Location: Ghent, New York
When evaluating a glass-clad Modernist home, saying that it was inspired by Philip Johnson's Glass House is akin to observing that a funk song owes a debt to James Brown. It's the obvious, and likely accurate, reference point. But that doesn't mean the new take doesn't do the source material proud. The Gefter-Press House, a U-shaped glass home/viewing gallery built on 12.7 acres near the Hudson River Valley, was initially just a concept designed by architect and Columbia University professor Michael Bell. Part of a 1999 MoMA exhibit exploring ideas of seclusion and escape called "The Un-Private House," which included work by Shigeru Ban, Diller + Scofidio, Steven Holl and SANAA, the unlikely concept—public housing in Houston that riffed off the Farnsworth House—caught the eyes of Philip Gefter, a former New York Times editor, and filmmaker Richard Press, (who directed a documentary on style photographer Bill Cunningham and also happens to have a project about the Farnsworth House in the works). "The design was poetic and simple and elegant, and it seemed new even though it was using a Modernist language." Gefter told Metropolis. When they decided to build their own home, the couple reached out to Bell in an attempt to replicate the concept in real life. A pair of contractors and roughly $800,000 later, they had their own custom-built transparent home, dubbed the binocular house.

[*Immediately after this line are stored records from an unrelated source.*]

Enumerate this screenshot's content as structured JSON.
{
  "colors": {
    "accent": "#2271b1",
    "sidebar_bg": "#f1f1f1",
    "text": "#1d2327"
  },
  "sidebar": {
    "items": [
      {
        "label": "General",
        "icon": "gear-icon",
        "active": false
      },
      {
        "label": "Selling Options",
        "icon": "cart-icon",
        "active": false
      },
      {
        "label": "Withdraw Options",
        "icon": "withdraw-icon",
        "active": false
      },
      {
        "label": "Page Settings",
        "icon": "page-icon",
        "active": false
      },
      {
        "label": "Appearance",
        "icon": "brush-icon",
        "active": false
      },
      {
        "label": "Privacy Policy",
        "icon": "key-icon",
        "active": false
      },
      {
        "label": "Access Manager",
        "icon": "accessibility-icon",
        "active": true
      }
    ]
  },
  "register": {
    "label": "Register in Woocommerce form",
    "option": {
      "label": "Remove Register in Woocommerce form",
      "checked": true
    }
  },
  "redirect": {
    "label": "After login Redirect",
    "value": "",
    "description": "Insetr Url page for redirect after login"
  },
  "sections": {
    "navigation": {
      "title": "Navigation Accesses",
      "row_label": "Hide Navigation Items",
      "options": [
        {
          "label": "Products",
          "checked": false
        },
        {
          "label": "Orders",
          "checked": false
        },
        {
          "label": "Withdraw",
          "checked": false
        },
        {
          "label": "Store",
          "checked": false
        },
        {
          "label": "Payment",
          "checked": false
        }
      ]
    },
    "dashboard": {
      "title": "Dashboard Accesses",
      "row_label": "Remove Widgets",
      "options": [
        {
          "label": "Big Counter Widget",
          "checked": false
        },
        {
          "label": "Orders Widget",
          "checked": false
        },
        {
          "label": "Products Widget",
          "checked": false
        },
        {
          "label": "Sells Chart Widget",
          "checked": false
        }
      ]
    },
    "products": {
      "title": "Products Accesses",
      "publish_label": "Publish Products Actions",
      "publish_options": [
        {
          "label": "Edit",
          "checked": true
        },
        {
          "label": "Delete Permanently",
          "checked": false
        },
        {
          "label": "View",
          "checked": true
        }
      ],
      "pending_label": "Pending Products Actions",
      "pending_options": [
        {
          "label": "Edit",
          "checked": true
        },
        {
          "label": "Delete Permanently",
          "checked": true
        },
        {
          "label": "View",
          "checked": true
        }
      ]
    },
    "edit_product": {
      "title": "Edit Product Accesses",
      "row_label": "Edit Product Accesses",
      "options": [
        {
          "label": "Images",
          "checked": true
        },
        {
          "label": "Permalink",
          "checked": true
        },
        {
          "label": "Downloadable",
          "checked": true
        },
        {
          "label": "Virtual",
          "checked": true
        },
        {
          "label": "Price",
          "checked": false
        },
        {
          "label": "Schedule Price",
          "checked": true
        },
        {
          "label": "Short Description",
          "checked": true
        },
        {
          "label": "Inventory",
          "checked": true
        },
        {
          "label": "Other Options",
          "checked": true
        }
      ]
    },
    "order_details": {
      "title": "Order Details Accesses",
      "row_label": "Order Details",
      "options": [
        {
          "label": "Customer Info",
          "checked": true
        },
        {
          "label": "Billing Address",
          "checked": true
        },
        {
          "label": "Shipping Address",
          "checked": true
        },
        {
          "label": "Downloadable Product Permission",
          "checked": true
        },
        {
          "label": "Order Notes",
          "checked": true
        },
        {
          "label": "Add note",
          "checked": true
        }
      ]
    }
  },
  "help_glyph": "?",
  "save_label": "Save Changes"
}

Bell's concept manages to overcome the lack of privacy endemic to the building material with a subtle arrangement of rooms. The U shape of the 2,368-square-foot home terminates in two studies facing outward towards the woods, so the couple has space to work separately, and the living quarters are separated from each other by a set of bathrooms and sliding doors. Curtain tracks provide additional privacy. The result is a perch to observe nature (each double-glazed panel can be slid open), with safeguards that let residents feel like they're not always on display. First listed at $2.25 million, the home has taken a decent price cut while languishing on the market for more than a year, no doubt due to the more remote location and particularities of life inside a glass rectangle. Many admire the clarity of structure and vision that come with this type of Modernist home, but it doesn't always make for the most comfortable home.
∙ Undisclosed Address in Ghent, NY 12075 [Zillow]
∙ Glass House Tribute in the Hudson Valley Seeks $2.25M [Curbed]
∙ All House of the Day posts [Curbed]